Many defendants who are sentenced to probation were found guilty of drug and alcohol-related offenses. The court may impose restrictions on alcohol consumption and controlled substances. If you are found to have drugs or alcohol in your possession, you might be in violation of your probation.
Defendants convicted of drug and alcohol-related offenses are also often required to undergo testing while on probation. Sometimes these tests are scheduled, other times, they are random, and you do not know when you will next be tested. If any of these tests come back positive, you may be in violation of your probation.
Many convicted defendants on probation are restricted on where they go. The court might prohibit you from leaving the state without first checking in with your probation officer. When a person is placed on probation, the court wants to make sure they stay within the jurisdiction where the court has authority. If you leave the state without telling someone ahead of time or getting approval, you might land in hot water.
Courts like to keep people on probation on a path to rehabilitation. This means requiring the defendant to hold down a job in many cases. This not only keeps the defendant self-sufficient, but it may also keep them out of trouble.
Being unemployed might be something you cannot do while on probation. However, if you suddenly lose your job, courts and probation officers may allow you some time to find a new job before consequences are assessed. Unfortunately, finding a job is easier said than done. If you are on probation and have lost your job, talk to our Ocean City criminal defense attorneys about how this might affect your probation.

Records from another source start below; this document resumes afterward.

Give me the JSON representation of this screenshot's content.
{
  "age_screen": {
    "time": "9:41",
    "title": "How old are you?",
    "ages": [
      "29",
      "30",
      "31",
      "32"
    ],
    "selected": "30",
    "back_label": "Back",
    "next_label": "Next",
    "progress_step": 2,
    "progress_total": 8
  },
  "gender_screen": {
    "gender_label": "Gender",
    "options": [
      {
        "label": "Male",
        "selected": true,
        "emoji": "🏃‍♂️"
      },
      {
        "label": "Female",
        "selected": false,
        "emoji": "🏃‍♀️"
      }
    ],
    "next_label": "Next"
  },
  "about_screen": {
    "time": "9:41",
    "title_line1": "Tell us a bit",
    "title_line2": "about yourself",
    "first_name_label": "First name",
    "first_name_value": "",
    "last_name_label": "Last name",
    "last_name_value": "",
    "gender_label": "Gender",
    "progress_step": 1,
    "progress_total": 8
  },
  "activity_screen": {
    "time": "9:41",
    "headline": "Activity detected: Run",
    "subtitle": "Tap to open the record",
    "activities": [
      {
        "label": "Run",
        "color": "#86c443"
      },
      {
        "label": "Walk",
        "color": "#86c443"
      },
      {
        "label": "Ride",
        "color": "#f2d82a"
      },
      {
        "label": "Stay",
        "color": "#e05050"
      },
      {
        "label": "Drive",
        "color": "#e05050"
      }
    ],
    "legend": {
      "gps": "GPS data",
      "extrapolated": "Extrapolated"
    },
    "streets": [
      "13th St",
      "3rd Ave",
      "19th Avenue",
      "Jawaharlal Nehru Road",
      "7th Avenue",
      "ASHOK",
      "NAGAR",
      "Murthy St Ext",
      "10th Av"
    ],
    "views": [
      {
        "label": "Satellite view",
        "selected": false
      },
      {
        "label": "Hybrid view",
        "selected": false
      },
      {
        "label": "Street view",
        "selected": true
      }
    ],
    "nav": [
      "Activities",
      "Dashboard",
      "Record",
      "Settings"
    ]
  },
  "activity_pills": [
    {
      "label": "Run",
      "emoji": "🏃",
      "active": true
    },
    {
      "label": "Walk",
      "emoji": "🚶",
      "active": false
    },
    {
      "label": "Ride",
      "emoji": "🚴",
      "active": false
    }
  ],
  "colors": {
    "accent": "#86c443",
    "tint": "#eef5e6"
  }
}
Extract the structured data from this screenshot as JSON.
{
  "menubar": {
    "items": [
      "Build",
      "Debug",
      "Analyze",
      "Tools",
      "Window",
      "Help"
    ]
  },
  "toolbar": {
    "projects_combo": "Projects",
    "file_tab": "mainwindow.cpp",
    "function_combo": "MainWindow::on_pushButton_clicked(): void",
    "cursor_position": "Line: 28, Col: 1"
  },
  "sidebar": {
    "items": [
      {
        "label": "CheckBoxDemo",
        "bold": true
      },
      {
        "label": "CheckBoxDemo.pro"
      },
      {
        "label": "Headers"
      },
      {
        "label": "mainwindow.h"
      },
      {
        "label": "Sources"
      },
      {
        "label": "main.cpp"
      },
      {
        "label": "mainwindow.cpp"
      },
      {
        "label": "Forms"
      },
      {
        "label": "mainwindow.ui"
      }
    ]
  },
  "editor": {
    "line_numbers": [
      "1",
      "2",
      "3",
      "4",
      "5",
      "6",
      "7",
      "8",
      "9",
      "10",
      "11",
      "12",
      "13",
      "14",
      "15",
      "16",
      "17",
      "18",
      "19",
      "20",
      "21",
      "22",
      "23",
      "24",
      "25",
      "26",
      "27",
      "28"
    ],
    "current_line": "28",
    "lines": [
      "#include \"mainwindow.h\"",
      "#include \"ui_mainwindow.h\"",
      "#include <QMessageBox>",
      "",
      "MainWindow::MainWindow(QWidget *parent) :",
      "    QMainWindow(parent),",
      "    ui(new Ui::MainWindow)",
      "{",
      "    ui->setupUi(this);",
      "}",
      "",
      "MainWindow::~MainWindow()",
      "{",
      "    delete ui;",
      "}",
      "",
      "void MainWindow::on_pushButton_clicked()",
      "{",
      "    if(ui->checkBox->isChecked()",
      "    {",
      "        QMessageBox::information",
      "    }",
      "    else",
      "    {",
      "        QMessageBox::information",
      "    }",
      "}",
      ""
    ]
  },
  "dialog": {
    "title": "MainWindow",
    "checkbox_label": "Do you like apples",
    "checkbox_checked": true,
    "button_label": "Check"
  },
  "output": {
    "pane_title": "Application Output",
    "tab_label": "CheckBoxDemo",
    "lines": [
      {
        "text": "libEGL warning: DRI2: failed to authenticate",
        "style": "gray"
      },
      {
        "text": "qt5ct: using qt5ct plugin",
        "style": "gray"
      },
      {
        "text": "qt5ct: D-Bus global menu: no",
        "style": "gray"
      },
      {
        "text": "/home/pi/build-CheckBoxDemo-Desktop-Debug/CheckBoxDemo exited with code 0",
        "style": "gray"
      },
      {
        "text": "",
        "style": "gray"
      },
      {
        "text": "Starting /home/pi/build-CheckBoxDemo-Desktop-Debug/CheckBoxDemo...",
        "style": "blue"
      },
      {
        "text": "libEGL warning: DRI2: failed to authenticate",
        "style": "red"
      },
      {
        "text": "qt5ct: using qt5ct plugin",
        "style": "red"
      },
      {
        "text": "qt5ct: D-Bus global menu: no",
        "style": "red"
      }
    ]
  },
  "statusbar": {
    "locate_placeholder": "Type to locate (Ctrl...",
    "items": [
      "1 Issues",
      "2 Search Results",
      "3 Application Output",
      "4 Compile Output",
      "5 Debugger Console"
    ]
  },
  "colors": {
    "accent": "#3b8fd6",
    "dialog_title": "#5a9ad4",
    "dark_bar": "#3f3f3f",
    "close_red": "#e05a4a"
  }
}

Community service is a common component of probation in New Jersey and many other states. In some cases, a defendant can choose where they perform community service. The court tells the defendant where they will perform community service in others. Typically, a certain number of hours must be served before your community service requirement is fulfilled. If you fail to show up for community service or do not complete your hours, you may violate your probation.
Meeting with a Probation Officer
All people sentenced to probation must meet with a probation officer. These meetings happen regularly, but your probation officer may drop in and surprise you from time to time. These meetings make sure the defendant stays on track to complete their probation without any violations.
If your probation officer notices any violations, like drugs or alcohol in your home when you are restricted, they may confront you. If they believe you are in violation, they can arrest you. If you are afraid you unintentionally violated your probation somehow, you can contact our Haddonfield criminal defense attorneys to try to help you work things out with your probation officer.
What Are You Allowed to Do While on Probation in New Jersey?
While there are many things you cannot do while on probation, there are still things you can do without violating the terms of your probation. In short, as long as you do not violate your probation, you can do anything you want to. This might be a lot or a little, depending on the restrictions imposed by the court.
For example, there is no reason you cannot hang out with your friends, go to a party, or enjoy your hobbies. However, if the things you want to do conflict with the conditions of your probation, they might be off-limits. Suppose you want to go to a party, but you believe drugs will be at this party. In that case, the party is probably best left unattended.
If you want to do something but are unsure if it conflicts with your probation requirements, speak to our Gloucester City criminal defense attorneys first. We can advise you on what the terms and conditions of your probation mean and how you can stay in compliance.
Contact Our New Jersey Criminal Defense Attorneys
If you or someone you know is facing criminal charges, talk to our Egg Harbor criminal defense lawyers about the possibility of probation. Call the Law Offices of John J. Zarych at (609) 616-4956 for a free case evaluation.